■ ENTRIES PROVIDED
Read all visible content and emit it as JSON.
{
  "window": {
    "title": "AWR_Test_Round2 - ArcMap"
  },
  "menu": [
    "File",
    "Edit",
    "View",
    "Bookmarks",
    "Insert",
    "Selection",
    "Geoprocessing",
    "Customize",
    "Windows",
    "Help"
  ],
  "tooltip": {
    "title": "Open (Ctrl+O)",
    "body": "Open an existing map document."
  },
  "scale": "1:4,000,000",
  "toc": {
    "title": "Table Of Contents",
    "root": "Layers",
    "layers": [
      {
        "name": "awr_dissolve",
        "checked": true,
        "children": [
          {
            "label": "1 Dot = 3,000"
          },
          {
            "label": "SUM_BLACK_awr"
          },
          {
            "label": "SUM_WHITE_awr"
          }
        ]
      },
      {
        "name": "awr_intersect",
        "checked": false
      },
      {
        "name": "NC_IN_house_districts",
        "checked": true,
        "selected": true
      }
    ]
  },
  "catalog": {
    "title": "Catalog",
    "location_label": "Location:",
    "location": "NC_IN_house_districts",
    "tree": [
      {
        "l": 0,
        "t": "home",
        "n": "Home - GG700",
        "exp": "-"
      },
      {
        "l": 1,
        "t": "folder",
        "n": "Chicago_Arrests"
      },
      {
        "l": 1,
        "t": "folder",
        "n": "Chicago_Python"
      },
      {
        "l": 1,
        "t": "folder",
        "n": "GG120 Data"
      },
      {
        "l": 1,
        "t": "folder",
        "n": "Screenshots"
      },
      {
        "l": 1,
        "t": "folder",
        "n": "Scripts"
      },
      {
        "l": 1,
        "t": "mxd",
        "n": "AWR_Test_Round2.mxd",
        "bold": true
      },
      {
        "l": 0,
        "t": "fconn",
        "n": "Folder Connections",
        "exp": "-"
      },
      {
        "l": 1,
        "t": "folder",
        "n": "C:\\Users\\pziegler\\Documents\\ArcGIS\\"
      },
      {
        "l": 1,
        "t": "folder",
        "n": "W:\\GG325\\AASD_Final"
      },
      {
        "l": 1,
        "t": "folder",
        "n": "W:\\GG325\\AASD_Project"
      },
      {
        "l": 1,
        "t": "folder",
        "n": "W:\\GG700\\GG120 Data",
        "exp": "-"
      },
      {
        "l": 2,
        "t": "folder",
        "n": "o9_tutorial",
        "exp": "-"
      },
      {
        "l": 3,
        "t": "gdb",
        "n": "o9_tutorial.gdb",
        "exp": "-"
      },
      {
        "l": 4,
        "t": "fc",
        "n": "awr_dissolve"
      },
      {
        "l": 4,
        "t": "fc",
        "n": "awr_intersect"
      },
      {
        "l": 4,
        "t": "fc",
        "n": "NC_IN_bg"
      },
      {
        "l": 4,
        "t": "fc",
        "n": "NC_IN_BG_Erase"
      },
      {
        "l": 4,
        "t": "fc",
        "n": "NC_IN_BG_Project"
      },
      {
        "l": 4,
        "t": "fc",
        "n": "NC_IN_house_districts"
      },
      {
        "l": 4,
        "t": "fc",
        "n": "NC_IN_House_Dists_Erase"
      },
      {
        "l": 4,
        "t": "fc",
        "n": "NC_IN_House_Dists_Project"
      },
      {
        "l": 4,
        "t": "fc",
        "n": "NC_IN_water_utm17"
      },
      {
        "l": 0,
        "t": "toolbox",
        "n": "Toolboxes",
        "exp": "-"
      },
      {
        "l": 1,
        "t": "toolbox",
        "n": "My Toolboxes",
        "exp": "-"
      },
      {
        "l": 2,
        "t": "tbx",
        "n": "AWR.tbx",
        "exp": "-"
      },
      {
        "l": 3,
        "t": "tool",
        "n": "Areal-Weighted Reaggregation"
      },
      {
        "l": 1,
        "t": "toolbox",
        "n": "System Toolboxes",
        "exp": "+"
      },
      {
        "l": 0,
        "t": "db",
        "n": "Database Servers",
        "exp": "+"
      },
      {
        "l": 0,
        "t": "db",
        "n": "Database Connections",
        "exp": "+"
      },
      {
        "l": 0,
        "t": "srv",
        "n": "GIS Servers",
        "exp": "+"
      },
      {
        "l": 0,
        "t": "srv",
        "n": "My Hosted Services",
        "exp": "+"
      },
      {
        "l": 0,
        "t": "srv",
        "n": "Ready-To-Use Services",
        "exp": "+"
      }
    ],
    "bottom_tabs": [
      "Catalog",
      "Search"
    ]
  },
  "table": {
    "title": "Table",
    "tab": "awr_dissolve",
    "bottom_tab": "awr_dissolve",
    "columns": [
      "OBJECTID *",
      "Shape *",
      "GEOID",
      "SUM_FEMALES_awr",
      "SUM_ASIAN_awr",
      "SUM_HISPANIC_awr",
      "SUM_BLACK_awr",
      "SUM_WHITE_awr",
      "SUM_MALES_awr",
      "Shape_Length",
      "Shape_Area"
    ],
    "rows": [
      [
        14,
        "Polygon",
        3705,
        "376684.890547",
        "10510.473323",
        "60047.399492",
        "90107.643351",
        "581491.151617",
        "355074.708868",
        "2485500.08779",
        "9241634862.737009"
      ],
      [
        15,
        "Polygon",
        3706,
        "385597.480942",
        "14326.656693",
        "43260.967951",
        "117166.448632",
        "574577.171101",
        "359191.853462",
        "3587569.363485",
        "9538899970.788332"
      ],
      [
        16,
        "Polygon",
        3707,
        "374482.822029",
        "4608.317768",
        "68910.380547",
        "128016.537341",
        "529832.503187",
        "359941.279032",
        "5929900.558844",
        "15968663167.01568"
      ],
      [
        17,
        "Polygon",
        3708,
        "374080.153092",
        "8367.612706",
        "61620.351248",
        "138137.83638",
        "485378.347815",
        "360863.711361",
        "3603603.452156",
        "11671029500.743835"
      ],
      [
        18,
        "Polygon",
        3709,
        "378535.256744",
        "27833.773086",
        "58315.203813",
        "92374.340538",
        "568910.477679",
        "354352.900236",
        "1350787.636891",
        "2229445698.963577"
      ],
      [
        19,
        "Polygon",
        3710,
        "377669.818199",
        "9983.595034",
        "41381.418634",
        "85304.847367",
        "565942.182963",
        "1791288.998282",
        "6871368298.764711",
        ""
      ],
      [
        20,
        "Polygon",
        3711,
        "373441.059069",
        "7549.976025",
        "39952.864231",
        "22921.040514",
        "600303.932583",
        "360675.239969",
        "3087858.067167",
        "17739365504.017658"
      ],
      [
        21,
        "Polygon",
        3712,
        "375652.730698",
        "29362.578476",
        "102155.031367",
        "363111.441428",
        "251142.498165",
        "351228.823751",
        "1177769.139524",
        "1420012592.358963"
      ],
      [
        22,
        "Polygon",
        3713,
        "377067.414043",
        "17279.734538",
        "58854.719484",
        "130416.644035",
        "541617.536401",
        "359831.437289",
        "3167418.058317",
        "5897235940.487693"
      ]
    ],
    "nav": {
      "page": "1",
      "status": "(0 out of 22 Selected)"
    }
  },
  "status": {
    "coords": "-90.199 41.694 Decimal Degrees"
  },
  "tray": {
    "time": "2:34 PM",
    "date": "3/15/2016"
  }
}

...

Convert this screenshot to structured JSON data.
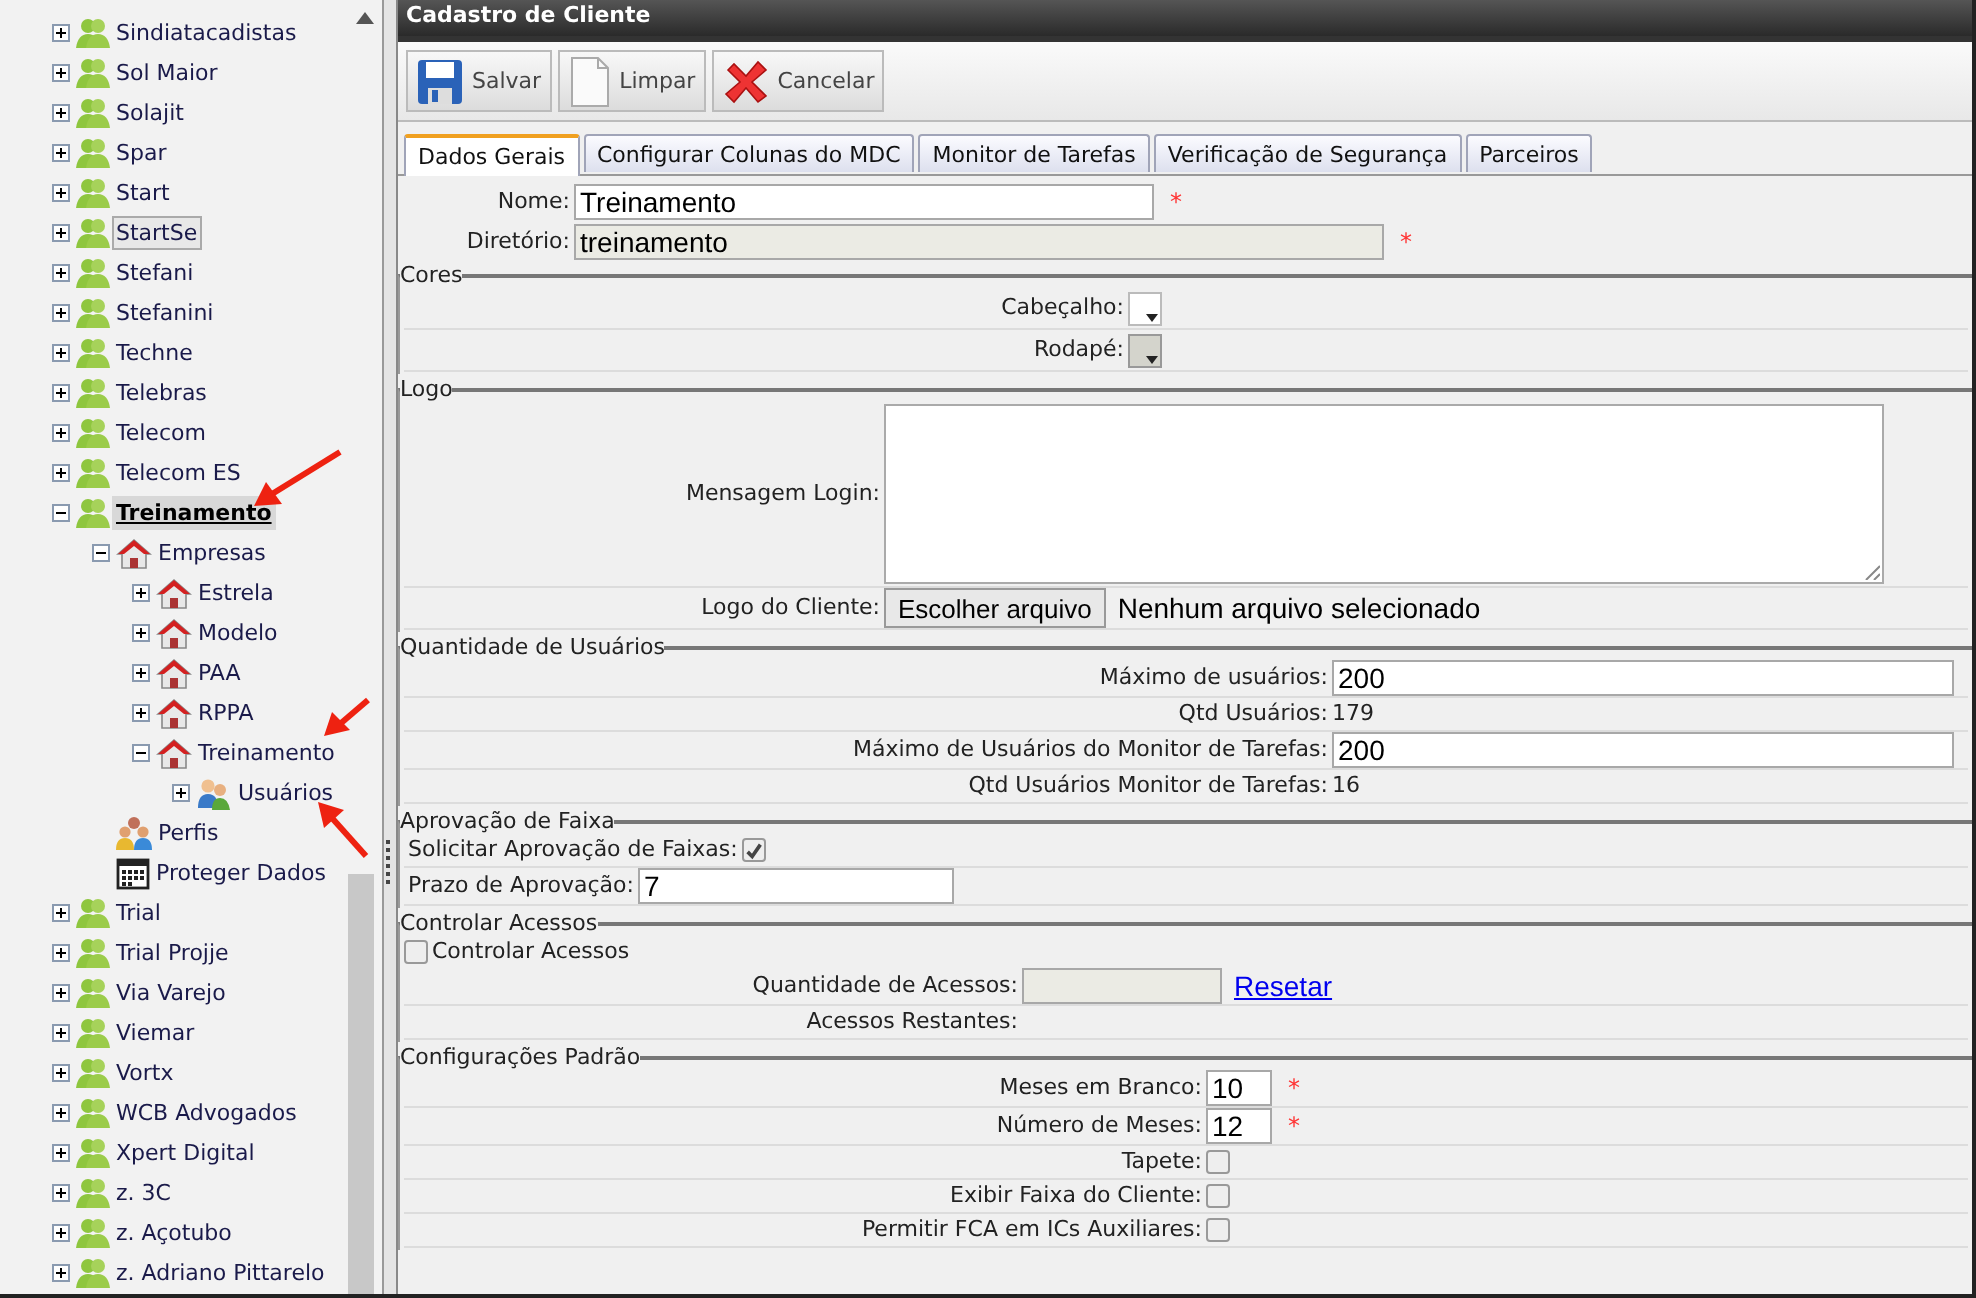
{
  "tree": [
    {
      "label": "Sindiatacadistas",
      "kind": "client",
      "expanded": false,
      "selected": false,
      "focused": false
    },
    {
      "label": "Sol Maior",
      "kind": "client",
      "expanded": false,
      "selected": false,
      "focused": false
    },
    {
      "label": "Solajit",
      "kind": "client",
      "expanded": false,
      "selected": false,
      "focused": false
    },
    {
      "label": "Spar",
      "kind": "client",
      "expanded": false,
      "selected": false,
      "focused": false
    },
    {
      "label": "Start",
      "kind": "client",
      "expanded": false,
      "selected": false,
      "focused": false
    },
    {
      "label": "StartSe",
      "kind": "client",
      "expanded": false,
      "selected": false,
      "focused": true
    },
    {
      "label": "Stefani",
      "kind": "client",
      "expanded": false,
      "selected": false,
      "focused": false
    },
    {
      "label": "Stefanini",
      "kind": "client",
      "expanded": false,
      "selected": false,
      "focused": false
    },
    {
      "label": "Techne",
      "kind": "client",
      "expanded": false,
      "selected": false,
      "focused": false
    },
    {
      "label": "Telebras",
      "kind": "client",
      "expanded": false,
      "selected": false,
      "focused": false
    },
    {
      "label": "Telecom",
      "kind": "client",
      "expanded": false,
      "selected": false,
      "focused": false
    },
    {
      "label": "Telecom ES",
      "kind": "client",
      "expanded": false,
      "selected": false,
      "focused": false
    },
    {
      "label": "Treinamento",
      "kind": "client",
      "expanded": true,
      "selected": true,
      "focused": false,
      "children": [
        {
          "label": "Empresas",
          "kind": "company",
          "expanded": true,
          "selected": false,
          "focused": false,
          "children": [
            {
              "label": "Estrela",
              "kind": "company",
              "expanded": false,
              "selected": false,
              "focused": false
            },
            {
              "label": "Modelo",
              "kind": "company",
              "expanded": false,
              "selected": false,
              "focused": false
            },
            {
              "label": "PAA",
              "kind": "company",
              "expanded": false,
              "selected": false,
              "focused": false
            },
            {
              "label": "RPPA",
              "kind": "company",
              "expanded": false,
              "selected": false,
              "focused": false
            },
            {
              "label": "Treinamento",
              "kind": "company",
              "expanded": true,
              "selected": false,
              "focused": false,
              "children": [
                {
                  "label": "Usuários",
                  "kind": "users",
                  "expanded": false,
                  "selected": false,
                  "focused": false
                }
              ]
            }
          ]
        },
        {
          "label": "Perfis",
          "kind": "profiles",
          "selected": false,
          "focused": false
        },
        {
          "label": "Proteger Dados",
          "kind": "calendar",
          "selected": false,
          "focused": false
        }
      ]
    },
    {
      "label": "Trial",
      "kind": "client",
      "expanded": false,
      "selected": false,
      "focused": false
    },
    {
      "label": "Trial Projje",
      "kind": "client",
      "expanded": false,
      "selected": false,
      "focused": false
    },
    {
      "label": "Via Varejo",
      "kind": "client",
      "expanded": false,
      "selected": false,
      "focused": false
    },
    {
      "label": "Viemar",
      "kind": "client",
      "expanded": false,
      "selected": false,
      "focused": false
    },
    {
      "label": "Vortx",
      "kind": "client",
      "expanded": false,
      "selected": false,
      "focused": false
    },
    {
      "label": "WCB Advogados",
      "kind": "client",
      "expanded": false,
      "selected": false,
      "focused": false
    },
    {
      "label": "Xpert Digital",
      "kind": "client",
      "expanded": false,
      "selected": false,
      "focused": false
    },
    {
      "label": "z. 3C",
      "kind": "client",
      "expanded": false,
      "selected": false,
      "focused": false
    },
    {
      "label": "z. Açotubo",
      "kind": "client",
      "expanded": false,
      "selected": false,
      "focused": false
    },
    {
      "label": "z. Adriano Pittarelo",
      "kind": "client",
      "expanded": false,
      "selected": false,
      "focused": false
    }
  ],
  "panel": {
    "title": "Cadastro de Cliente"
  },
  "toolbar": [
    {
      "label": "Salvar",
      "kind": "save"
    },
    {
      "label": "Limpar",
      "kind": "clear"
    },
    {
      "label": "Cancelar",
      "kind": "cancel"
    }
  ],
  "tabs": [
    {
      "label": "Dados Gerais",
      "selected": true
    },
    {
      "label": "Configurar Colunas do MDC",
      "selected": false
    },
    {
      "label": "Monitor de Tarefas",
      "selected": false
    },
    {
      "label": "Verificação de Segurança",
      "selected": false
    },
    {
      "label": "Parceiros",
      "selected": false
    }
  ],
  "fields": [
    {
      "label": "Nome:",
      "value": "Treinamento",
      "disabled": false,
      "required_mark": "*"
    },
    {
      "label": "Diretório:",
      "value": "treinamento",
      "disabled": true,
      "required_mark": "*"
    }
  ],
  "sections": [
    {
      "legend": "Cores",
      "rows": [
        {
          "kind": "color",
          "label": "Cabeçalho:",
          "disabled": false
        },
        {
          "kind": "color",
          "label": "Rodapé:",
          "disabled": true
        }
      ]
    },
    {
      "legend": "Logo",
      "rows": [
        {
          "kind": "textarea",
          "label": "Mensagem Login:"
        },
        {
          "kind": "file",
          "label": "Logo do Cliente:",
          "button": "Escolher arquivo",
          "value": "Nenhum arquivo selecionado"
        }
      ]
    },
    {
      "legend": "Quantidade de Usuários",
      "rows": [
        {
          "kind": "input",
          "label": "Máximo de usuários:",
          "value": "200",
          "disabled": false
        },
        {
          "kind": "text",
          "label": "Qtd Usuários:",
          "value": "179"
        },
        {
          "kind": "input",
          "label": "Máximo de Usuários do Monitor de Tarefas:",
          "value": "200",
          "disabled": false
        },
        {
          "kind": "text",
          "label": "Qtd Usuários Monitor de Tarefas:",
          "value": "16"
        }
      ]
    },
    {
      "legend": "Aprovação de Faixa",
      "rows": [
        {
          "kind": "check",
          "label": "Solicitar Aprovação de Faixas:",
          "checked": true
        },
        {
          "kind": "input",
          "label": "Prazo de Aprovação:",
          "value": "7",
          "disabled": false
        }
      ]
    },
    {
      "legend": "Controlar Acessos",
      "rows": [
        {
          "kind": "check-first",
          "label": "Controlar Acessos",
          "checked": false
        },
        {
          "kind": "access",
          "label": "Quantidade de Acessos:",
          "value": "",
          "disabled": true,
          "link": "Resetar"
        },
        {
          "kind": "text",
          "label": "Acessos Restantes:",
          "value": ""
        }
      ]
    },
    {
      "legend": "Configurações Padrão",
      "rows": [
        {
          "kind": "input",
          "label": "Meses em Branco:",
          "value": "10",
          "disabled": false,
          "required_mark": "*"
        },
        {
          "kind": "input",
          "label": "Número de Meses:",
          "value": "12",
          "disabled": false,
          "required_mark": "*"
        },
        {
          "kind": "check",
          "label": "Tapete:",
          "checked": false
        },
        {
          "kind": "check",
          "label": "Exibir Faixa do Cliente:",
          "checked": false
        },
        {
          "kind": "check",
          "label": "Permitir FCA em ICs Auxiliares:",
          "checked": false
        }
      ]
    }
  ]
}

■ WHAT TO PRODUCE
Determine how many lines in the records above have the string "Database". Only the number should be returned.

■ SOLUTION FOR THIS PROBLEM
2